On the heels of Barcelona’s announcement that Lionel Messi will not remain with the club, Spanish-league rival Real Madrid is considering legal action to stop a pending multi-billion dollar deal between LaLiga and private equity giant CVC Capital Partners. Under the arrangement, which LaLiga’s executive committee unanimously approved on Thursday but still must be approved by the clubs, LaLiga would distribute proceeds from the sale of TV and sponsorship rights over the next 40 years.
LaLiga’s general assembly is set to vote on the measure on Aug. 12, and will require approval of two-thirds of the 42 clubs that make up the league’s first and second division in order to pass. The potential legal action, first reported by El Independiente and ESPN, is based on unnamed sources and may serve to influence the vote regardless of any formal court filing.
Real Madrid’s potential claims, however, reveal the importance of media broadcast and voting rights to LaLiga’s member clubs.
The reports suggest that misappropriation of assets is a main point of contention for Madrid. Asset misappropriation refers to executives and other personnel fraudulently abusing their power to steal financial resources from an organization. The theft is designed to personally enrich the fraudsters at the expense of the organization and its members. Here, Madrid reportedly objects to CVC becoming able to monetize TV rights that would otherwise benefit Madrid. It’s not clear at this time whether such actions would benefit LaLiga personnel at the expense of the league or clubs.
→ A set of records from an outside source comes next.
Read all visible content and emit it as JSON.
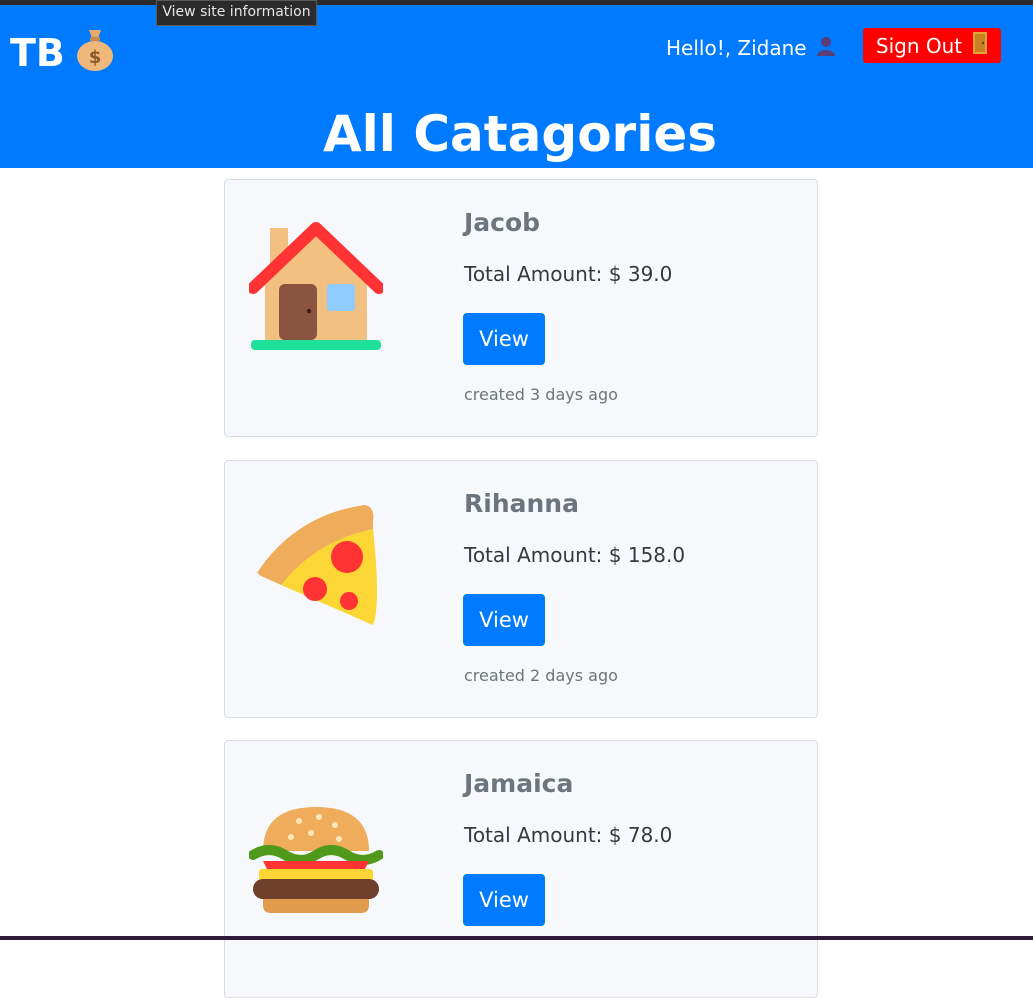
{
  "tooltip": "View site information",
  "brand": {
    "text": "TB",
    "icon": "money-bag-icon"
  },
  "header": {
    "greeting": "Hello!, Zidane",
    "greeting_icon": "user-silhouette-icon",
    "signout_label": "Sign Out",
    "signout_icon": "door-icon",
    "background": "#007bff",
    "signout_color": "#ff0000"
  },
  "page_title": "All Catagories",
  "amount_prefix": "Total Amount: $ ",
  "view_label": "View",
  "categories": [
    {
      "name": "Jacob",
      "amount": "39.0",
      "created": "created 3 days ago",
      "icon": "house-icon"
    },
    {
      "name": "Rihanna",
      "amount": "158.0",
      "created": "created 2 days ago",
      "icon": "pizza-icon"
    },
    {
      "name": "Jamaica",
      "amount": "78.0",
      "created": "",
      "icon": "burger-icon"
    }
  ]
}
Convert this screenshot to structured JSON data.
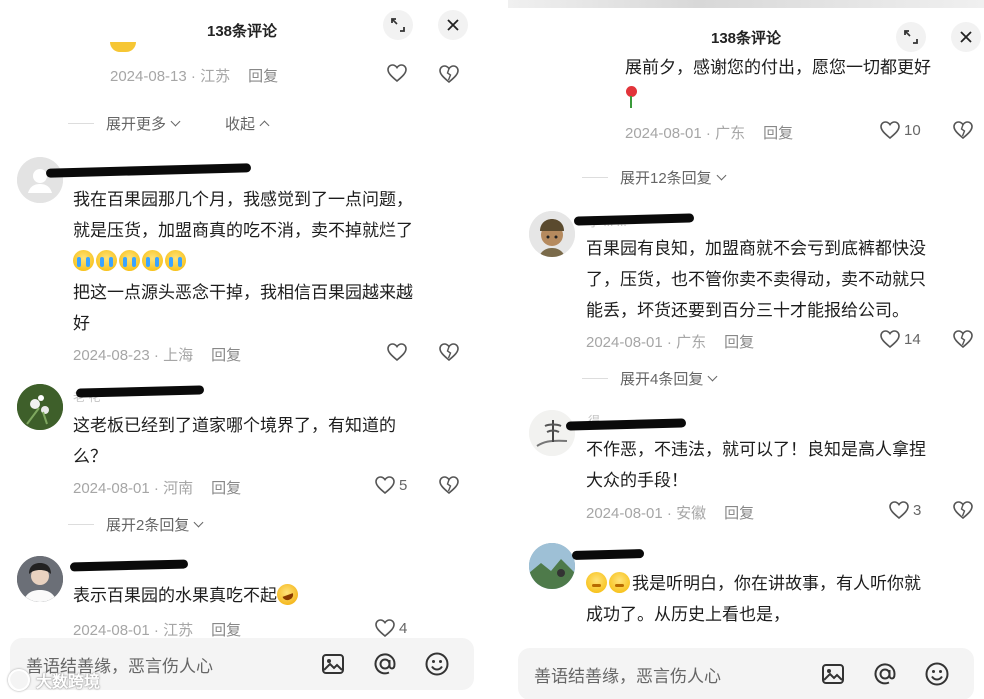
{
  "left": {
    "header_title": "138条评论",
    "top_meta": {
      "date": "2024-08-13",
      "location": "江苏",
      "reply": "回复"
    },
    "expand_more": "展开更多",
    "collapse": "收起",
    "comments": [
      {
        "ghost_name": "",
        "lines": [
          "我在百果园那几个月，我感觉到了一点问题，",
          "就是压货，加盟商真的吃不消，卖不掉就烂了"
        ],
        "extra_lines": [
          "把这一点源头恶念干掉，我相信百果园越来越",
          "好"
        ],
        "date": "2024-08-23",
        "location": "上海",
        "reply": "回复",
        "likes": ""
      },
      {
        "ghost_name": "老   花",
        "lines": [
          "这老板已经到了道家哪个境界了，有知道的",
          "么？"
        ],
        "date": "2024-08-01",
        "location": "河南",
        "reply": "回复",
        "likes": "5",
        "expand": "展开2条回复"
      },
      {
        "ghost_name": "",
        "lines": [
          "表示百果园的水果真吃不起"
        ],
        "date": "2024-08-01",
        "location": "江苏",
        "reply": "回复",
        "likes": "4"
      }
    ],
    "input_placeholder": "善语结善缘，恶言伤人心"
  },
  "right": {
    "header_title": "138条评论",
    "top_text": "展前夕，感谢您的付出，愿您一切都更好",
    "top_meta": {
      "date": "2024-08-01",
      "location": "广东",
      "reply": "回复",
      "likes": "10"
    },
    "top_expand": "展开12条回复",
    "comments": [
      {
        "ghost_name": "小 ...   ...",
        "lines": [
          "百果园有良知，加盟商就不会亏到底裤都快没",
          "了，压货，也不管你卖不卖得动，卖不动就只",
          "能丢，坏货还要到百分三十才能报给公司。"
        ],
        "date": "2024-08-01",
        "location": "广东",
        "reply": "回复",
        "likes": "14",
        "expand": "展开4条回复"
      },
      {
        "ghost_name": "得 ...  ...",
        "lines": [
          "不作恶，不违法，就可以了！良知是高人拿捏",
          "大众的手段！"
        ],
        "date": "2024-08-01",
        "location": "安徽",
        "reply": "回复",
        "likes": "3"
      },
      {
        "ghost_name": "",
        "lines": [
          "我是听明白，你在讲故事，有人听你就",
          "成功了。从历史上看也是，"
        ]
      }
    ],
    "input_placeholder": "善语结善缘，恶言伤人心"
  },
  "watermark": "大数跨境",
  "icons": {
    "expand": "expand-icon",
    "close": "close-icon",
    "heart": "heart-icon",
    "dislike": "broken-heart-icon",
    "image": "image-icon",
    "at": "at-icon",
    "emoji": "emoji-icon"
  }
}
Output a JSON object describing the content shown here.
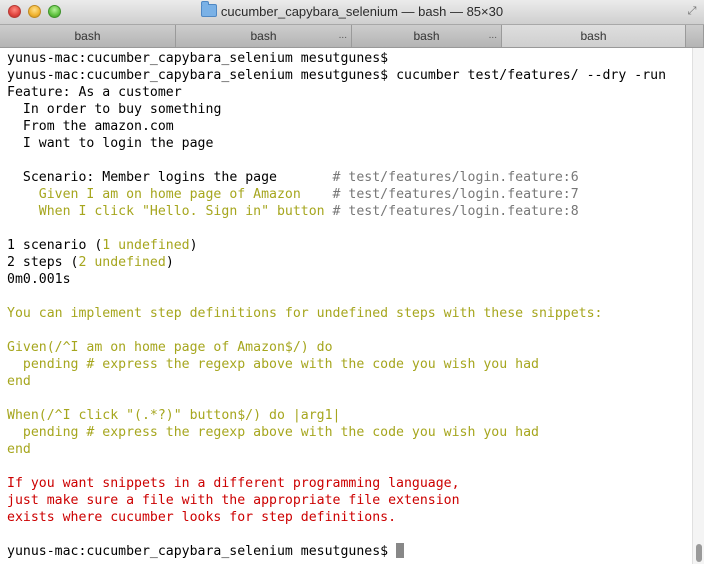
{
  "window": {
    "title": "cucumber_capybara_selenium — bash — 85×30"
  },
  "tabs": [
    {
      "label": "bash"
    },
    {
      "label": "bash"
    },
    {
      "label": "bash"
    },
    {
      "label": "bash"
    }
  ],
  "tab_overflow": "...",
  "terminal": {
    "prompt": "yunus-mac:cucumber_capybara_selenium mesutgunes$",
    "command": "cucumber test/features/ --dry -run",
    "feature_line": "Feature: As a customer",
    "feature_desc": [
      "In order to buy something",
      "From the amazon.com",
      "I want to login the page"
    ],
    "scenario": "Scenario: Member logins the page",
    "scenario_ref": "# test/features/login.feature:6",
    "step1": "Given I am on home page of Amazon",
    "step1_ref": "# test/features/login.feature:7",
    "step2": "When I click \"Hello. Sign in\" button",
    "step2_ref": "# test/features/login.feature:8",
    "summary1_pre": "1 scenario (",
    "summary1_y": "1 undefined",
    "summary1_post": ")",
    "summary2_pre": "2 steps (",
    "summary2_y": "2 undefined",
    "summary2_post": ")",
    "timing": "0m0.001s",
    "snippet_intro": "You can implement step definitions for undefined steps with these snippets:",
    "snippet1": [
      "Given(/^I am on home page of Amazon$/) do",
      "  pending # express the regexp above with the code you wish you had",
      "end"
    ],
    "snippet2": [
      "When(/^I click \"(.*?)\" button$/) do |arg1|",
      "  pending # express the regexp above with the code you wish you had",
      "end"
    ],
    "warning": [
      "If you want snippets in a different programming language,",
      "just make sure a file with the appropriate file extension",
      "exists where cucumber looks for step definitions."
    ]
  },
  "colors": {
    "undefined": "#a6a61e",
    "error": "#cc0000",
    "comment": "#777777"
  }
}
Madrid’s official statement on the pending agreement hints at other potential legal claims.
One is for breach of contract. The statement complains that the agreement was reached “without the involvement or knowledge of Real Madrid.” It also charges the agreement impermissibly “expropriates 10.95% of the clubs’ audiovisual rights for the next 50 years.” If Madrid’s membership contract with LaLiga supplies notice and access rights to member clubs, or if it precludes or restricts the transfer of clubs’ audiovisual rights, Madrid could argue the contract was breached.
Madrid might also view the transaction as illegally interfering with its contractual relationship to LaLiga. An interference claim would entail an assertion that CVC and LaLiga’s dealings obstruct LaLiga’s obligations to member clubs, including Madrid.
The statement also hints at potential claims under competition law, which in the U.S. would be called antitrust law. “The negotiation,” the statement asserts, “was carried out without competitive proceedings . . .” If there was an absence of competition in negotiating, it could have led to an inferior result for member clubs.
Madrid’s membership contract with LaLiga would shed light on the range of permissible claims, including defining jurisdiction and whether any grievances would need to go through private arbitration before they could be litigated in a court of law.
Madrid is not alone in expressing opposition and intimating potential litigation. On Friday, Barcelona’s president, Joan Laporta, warned that his club “will find ways to defend” itself if the deal is approved.
It’s worth stressing that (1) LaLiga and CVC would likely repudiate any claims and (2) no lawsuit, arbitration filing or other legal action has occurred.
It’s also unclear if Madrid is seriously exploring a legal remedy or merely saber-rattling through the press.
If the clubs believe that one or more members might initiate a lawsuit against the league and possibly other clubs, they could become less inclined to vote yea. They might worry litigation would bring about legal expenses and the sharing of sensitive materials and trade secrets. If support for the deal wanes in the face of Madrid’s maneuvers, the vote could also be postponed. Meanwhile, CVC and LaLiga could return to the bargaining table and tweak the deal to appease Madrid and other dissenting clubs. Another possibility: The vote happens, the deal is approved, and no club takes legal action.